WORK TO BE COMPLETED: In the records that follow, locate every line with "open" and extract it.

SUPPLIED RECORDS:
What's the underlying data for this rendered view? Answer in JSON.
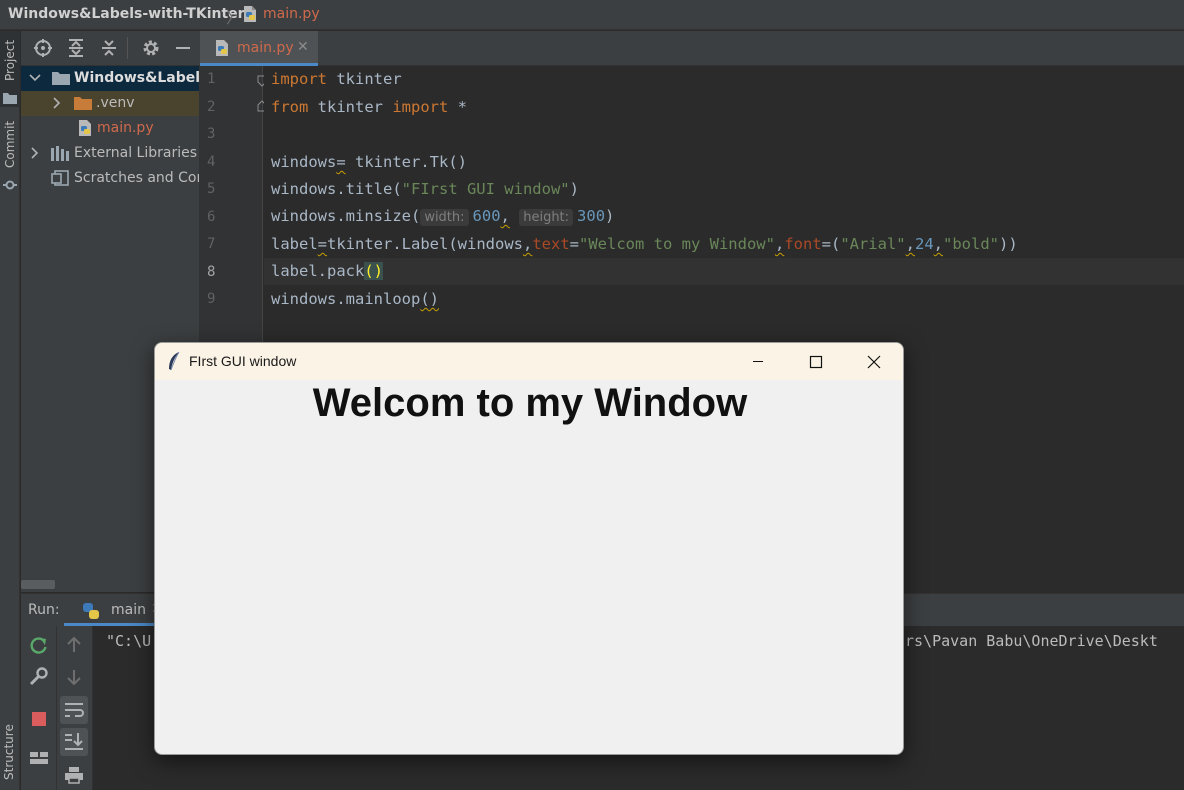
{
  "navbar": {
    "project_name": "Windows&Labels-with-TKinter",
    "separator": "〉",
    "file_name": "main.py"
  },
  "left_stripe": {
    "project_tab": "Project",
    "commit_tab": "Commit",
    "structure_tab": "Structure"
  },
  "project_panel": {
    "tree": [
      {
        "label": "Windows&Labels-",
        "type": "folder",
        "expanded": true
      },
      {
        "label": ".venv",
        "type": "folder",
        "expanded": false
      },
      {
        "label": "main.py",
        "type": "python-file"
      },
      {
        "label": "External Libraries",
        "type": "library",
        "expanded": false
      },
      {
        "label": "Scratches and Cons",
        "type": "scratches"
      }
    ]
  },
  "editor": {
    "tab_label": "main.py",
    "tab_close": "✕",
    "line_numbers": [
      "1",
      "2",
      "3",
      "4",
      "5",
      "6",
      "7",
      "8",
      "9"
    ],
    "current_line": "8",
    "code": {
      "l1_kw": "import",
      "l1_rest": " tkinter",
      "l2_kw1": "from",
      "l2_mid": " tkinter ",
      "l2_kw2": "import",
      "l2_rest": " *",
      "l4_a": "windows",
      "l4_eq": "=",
      "l4_b": " tkinter.Tk()",
      "l5_a": "windows.title(",
      "l5_str": "\"FIrst GUI window\"",
      "l5_b": ")",
      "l6_a": "windows.minsize(",
      "l6_hint1": "width:",
      "l6_num1": "600",
      "l6_comma": ",",
      "l6_hint2": "height:",
      "l6_num2": "300",
      "l6_b": ")",
      "l7_a": "label",
      "l7_eq": "=",
      "l7_b": "tkinter.Label(windows",
      "l7_c1": ",",
      "l7_kw1": "text",
      "l7_eq2": "=",
      "l7_str1": "\"Welcom to my Window\"",
      "l7_c2": ",",
      "l7_kw2": "font",
      "l7_eq3": "=(",
      "l7_str2": "\"Arial\"",
      "l7_c3": ",",
      "l7_num": "24",
      "l7_c4": ",",
      "l7_str3": "\"bold\"",
      "l7_end": "))",
      "l8_a": "label.pack",
      "l8_paren": "()",
      "l9_a": "windows.mainloop",
      "l9_paren": "()"
    }
  },
  "run_panel": {
    "title": "Run:",
    "tab_label": "main",
    "tab_close": "✕",
    "console_left": "\"C:\\U",
    "console_right": "rs\\Pavan Babu\\OneDrive\\Deskt"
  },
  "tk_window": {
    "title": "FIrst GUI window",
    "label_text": "Welcom to my Window"
  },
  "colors": {
    "ide_background": "#2b2b2b",
    "keyword": "#cc7832",
    "string": "#6a8759",
    "number": "#6897bb",
    "kwarg": "#aa4926",
    "tk_titlebar": "#fbf3e5",
    "tk_body": "#f0f0f0"
  }
}
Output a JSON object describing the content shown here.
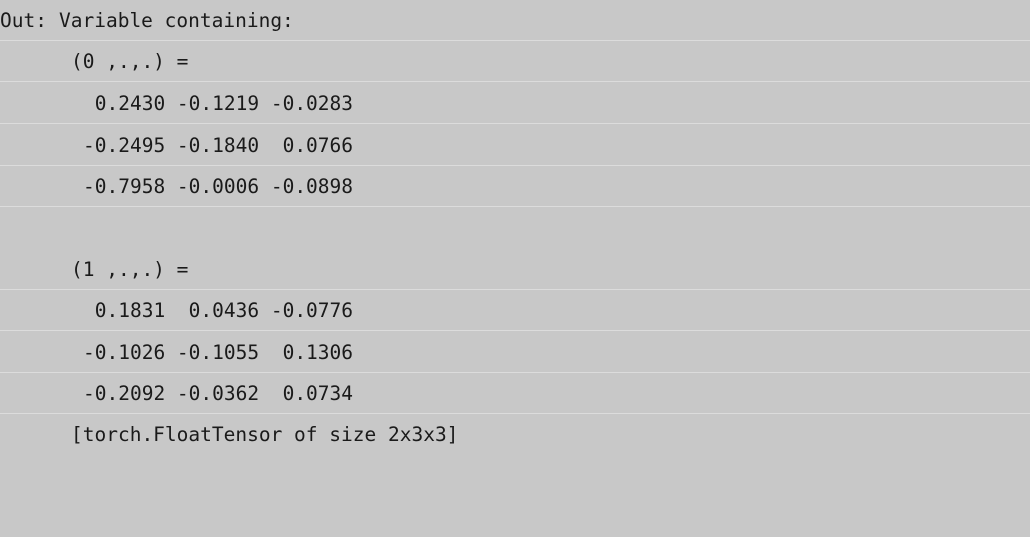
{
  "output": {
    "prefix": "Out:",
    "header": "Variable containing:",
    "slices": [
      {
        "label": "(0 ,.,.) =",
        "rows": [
          " 0.2430 -0.1219 -0.0283",
          "-0.2495 -0.1840  0.0766",
          "-0.7958 -0.0006 -0.0898"
        ]
      },
      {
        "label": "(1 ,.,.) =",
        "rows": [
          " 0.1831  0.0436 -0.0776",
          "-0.1026 -0.1055  0.1306",
          "-0.2092 -0.0362  0.0734"
        ]
      }
    ],
    "footer": "[torch.FloatTensor of size 2x3x3]"
  }
}
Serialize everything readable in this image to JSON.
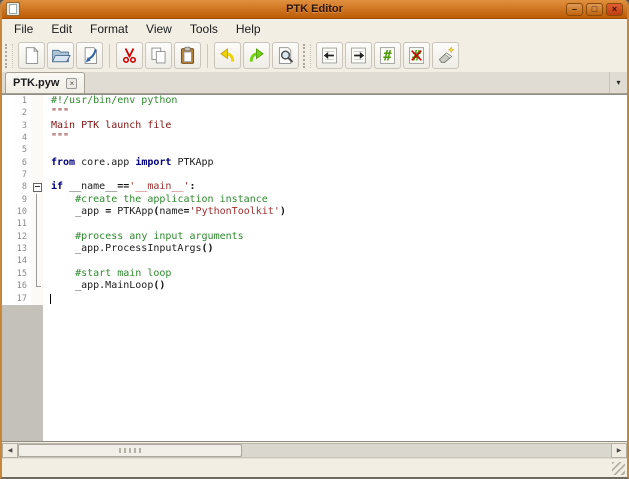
{
  "window": {
    "title": "PTK Editor",
    "controls": {
      "minimize": "–",
      "maximize": "□",
      "close": "×"
    }
  },
  "menu": {
    "items": [
      "File",
      "Edit",
      "Format",
      "View",
      "Tools",
      "Help"
    ]
  },
  "toolbar": {
    "groups": [
      {
        "buttons": [
          {
            "name": "new",
            "icon": "new-file-icon"
          },
          {
            "name": "open",
            "icon": "open-folder-icon"
          },
          {
            "name": "save",
            "icon": "save-icon"
          },
          {
            "sep": true
          },
          {
            "name": "cut",
            "icon": "cut-icon"
          },
          {
            "name": "copy",
            "icon": "copy-icon"
          },
          {
            "name": "paste",
            "icon": "paste-icon"
          },
          {
            "sep": true
          },
          {
            "name": "undo",
            "icon": "undo-icon"
          },
          {
            "name": "redo",
            "icon": "redo-icon"
          },
          {
            "name": "find",
            "icon": "find-icon"
          }
        ]
      },
      {
        "buttons": [
          {
            "name": "dedent",
            "icon": "dedent-icon"
          },
          {
            "name": "indent",
            "icon": "indent-icon"
          },
          {
            "name": "comment",
            "icon": "comment-icon"
          },
          {
            "name": "uncomment",
            "icon": "uncomment-icon"
          },
          {
            "name": "erase",
            "icon": "eraser-icon"
          }
        ]
      }
    ]
  },
  "tabbar": {
    "tabs": [
      {
        "label": "PTK.pyw",
        "active": true
      }
    ],
    "close_glyph": "×",
    "dropdown_glyph": "▾"
  },
  "editor": {
    "lines": [
      {
        "n": 1,
        "segments": [
          {
            "t": "#!/usr/bin/env python",
            "s": "comment"
          }
        ]
      },
      {
        "n": 2,
        "segments": [
          {
            "t": "\"\"\"",
            "s": "docstring"
          }
        ]
      },
      {
        "n": 3,
        "segments": [
          {
            "t": "Main PTK launch file",
            "s": "docstring"
          }
        ]
      },
      {
        "n": 4,
        "segments": [
          {
            "t": "\"\"\"",
            "s": "docstring"
          }
        ]
      },
      {
        "n": 5,
        "segments": []
      },
      {
        "n": 6,
        "segments": [
          {
            "t": "from",
            "s": "keyword"
          },
          {
            "t": " core.app ",
            "s": "plain"
          },
          {
            "t": "import",
            "s": "keyword"
          },
          {
            "t": " PTKApp",
            "s": "plain"
          }
        ]
      },
      {
        "n": 7,
        "segments": []
      },
      {
        "n": 8,
        "fold": "open",
        "segments": [
          {
            "t": "if",
            "s": "keyword"
          },
          {
            "t": " __name__",
            "s": "plain"
          },
          {
            "t": "==",
            "s": "operator"
          },
          {
            "t": "'__main__'",
            "s": "string"
          },
          {
            "t": ":",
            "s": "operator"
          }
        ]
      },
      {
        "n": 9,
        "fold": "line",
        "segments": [
          {
            "t": "    ",
            "s": "plain"
          },
          {
            "t": "#create the application instance",
            "s": "comment"
          }
        ]
      },
      {
        "n": 10,
        "fold": "line",
        "segments": [
          {
            "t": "    _app ",
            "s": "plain"
          },
          {
            "t": "=",
            "s": "operator"
          },
          {
            "t": " PTKApp",
            "s": "plain"
          },
          {
            "t": "(",
            "s": "operator"
          },
          {
            "t": "name",
            "s": "plain"
          },
          {
            "t": "=",
            "s": "operator"
          },
          {
            "t": "'PythonToolkit'",
            "s": "string"
          },
          {
            "t": ")",
            "s": "operator"
          }
        ]
      },
      {
        "n": 11,
        "fold": "line",
        "segments": []
      },
      {
        "n": 12,
        "fold": "line",
        "segments": [
          {
            "t": "    ",
            "s": "plain"
          },
          {
            "t": "#process any input arguments",
            "s": "comment"
          }
        ]
      },
      {
        "n": 13,
        "fold": "line",
        "segments": [
          {
            "t": "    _app.ProcessInputArgs",
            "s": "plain"
          },
          {
            "t": "()",
            "s": "operator"
          }
        ]
      },
      {
        "n": 14,
        "fold": "line",
        "segments": []
      },
      {
        "n": 15,
        "fold": "line",
        "segments": [
          {
            "t": "    ",
            "s": "plain"
          },
          {
            "t": "#start main loop",
            "s": "comment"
          }
        ]
      },
      {
        "n": 16,
        "fold": "end",
        "segments": [
          {
            "t": "    _app.MainLoop",
            "s": "plain"
          },
          {
            "t": "()",
            "s": "operator"
          }
        ]
      },
      {
        "n": 17,
        "caret": true,
        "segments": []
      }
    ]
  },
  "scrollbar": {
    "left_glyph": "◀",
    "right_glyph": "▶"
  },
  "colors": {
    "titlebar_top": "#E0903F",
    "titlebar_bottom": "#BE5B06",
    "titlebar_text": "#2E1604",
    "window_bg": "#F2EEE4",
    "menu_text": "#1A1A1A",
    "comment": "#2E8B2E",
    "docstring": "#7F1414",
    "string": "#A03030",
    "keyword": "#00007F",
    "plain": "#202020",
    "line_number": "#8A8A8A",
    "editor_bg": "#FFFFFF",
    "margin_below": "#C4C1BA"
  }
}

EXPECTED ANSWER:
            "name": "open",
            "icon": "open-folder-icon"
        "fold": "open",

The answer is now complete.